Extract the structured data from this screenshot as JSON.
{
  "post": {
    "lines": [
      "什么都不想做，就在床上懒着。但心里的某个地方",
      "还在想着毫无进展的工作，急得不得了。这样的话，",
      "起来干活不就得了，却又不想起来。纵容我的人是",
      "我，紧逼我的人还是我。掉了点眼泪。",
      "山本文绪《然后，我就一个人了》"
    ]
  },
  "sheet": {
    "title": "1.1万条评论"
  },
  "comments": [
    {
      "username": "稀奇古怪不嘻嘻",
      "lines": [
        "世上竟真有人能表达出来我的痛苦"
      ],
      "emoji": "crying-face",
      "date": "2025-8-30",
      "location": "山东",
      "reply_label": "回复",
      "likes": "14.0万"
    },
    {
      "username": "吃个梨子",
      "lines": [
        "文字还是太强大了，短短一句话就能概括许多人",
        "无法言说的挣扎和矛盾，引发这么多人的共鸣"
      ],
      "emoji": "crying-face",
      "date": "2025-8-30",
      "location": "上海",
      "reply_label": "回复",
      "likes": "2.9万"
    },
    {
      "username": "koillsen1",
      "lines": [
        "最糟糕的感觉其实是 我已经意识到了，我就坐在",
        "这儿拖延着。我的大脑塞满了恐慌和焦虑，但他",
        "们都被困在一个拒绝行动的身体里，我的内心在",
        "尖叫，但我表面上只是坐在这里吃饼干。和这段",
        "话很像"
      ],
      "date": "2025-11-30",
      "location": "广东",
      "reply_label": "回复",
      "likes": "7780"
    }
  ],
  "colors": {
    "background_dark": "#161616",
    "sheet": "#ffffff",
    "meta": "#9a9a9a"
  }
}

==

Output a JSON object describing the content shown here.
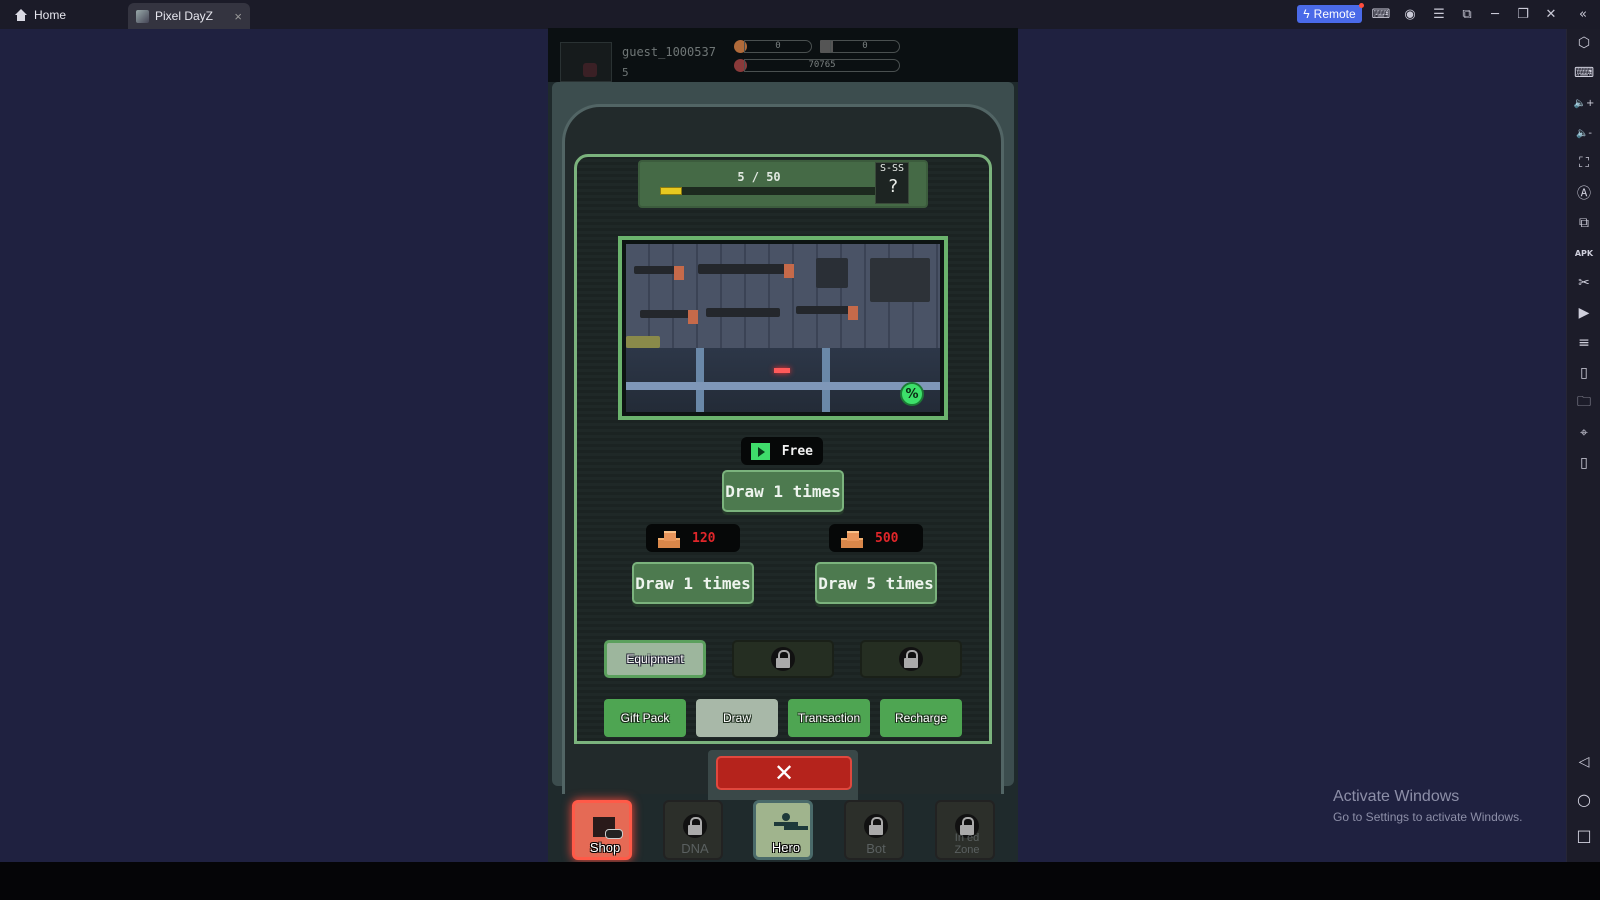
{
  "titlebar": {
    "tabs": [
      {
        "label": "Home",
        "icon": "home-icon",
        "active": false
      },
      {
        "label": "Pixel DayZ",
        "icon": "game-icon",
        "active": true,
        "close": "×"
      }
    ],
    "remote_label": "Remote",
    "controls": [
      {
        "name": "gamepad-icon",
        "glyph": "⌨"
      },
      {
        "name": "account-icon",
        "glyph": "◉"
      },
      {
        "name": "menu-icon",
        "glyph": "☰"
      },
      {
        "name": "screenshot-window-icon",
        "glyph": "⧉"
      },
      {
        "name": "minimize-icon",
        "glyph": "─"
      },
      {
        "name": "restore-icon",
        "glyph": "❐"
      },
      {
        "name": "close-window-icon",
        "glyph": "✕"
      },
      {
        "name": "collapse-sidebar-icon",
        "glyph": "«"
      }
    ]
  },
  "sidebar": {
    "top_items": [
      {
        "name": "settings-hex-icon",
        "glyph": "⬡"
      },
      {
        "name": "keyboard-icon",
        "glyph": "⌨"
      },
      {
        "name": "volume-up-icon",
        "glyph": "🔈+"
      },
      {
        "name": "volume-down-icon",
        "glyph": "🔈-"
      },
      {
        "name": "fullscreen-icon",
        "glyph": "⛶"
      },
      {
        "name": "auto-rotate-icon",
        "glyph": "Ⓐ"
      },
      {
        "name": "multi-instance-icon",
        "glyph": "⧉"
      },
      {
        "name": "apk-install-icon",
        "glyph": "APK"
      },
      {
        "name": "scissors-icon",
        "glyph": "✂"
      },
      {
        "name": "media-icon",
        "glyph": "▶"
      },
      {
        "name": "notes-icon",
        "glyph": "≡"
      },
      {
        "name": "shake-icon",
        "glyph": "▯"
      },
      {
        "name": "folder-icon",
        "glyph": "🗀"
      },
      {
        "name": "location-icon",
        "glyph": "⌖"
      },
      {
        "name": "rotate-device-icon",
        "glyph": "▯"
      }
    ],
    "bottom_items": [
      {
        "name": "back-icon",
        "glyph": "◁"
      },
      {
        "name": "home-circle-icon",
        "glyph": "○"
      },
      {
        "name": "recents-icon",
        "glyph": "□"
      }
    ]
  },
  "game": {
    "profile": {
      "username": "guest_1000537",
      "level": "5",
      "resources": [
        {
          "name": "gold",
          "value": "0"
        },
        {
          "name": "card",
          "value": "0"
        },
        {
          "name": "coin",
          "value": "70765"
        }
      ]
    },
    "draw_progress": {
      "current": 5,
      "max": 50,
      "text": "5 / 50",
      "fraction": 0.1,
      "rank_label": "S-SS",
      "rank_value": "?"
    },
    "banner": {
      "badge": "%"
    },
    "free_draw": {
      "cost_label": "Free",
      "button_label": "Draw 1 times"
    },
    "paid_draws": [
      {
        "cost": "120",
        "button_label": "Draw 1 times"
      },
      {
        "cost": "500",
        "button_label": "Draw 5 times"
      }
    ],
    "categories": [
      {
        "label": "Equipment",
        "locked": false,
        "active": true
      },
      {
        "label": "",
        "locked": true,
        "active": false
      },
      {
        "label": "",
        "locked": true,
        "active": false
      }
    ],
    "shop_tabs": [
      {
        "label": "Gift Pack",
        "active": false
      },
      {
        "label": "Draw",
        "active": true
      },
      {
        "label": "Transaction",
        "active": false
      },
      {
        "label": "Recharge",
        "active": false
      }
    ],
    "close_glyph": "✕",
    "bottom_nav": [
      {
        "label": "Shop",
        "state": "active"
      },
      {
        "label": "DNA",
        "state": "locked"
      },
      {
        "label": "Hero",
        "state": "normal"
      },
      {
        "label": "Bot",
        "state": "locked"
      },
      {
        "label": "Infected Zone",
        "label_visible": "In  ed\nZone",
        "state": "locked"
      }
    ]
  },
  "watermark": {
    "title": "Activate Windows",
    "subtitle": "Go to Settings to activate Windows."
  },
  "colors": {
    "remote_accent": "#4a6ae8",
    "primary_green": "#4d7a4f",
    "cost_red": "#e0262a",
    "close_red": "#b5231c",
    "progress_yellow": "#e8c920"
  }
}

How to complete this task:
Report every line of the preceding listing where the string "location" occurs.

Result of this task:
      "location": "山东",
      "location": "上海",
      "location": "广东",
        "name": "location-icon",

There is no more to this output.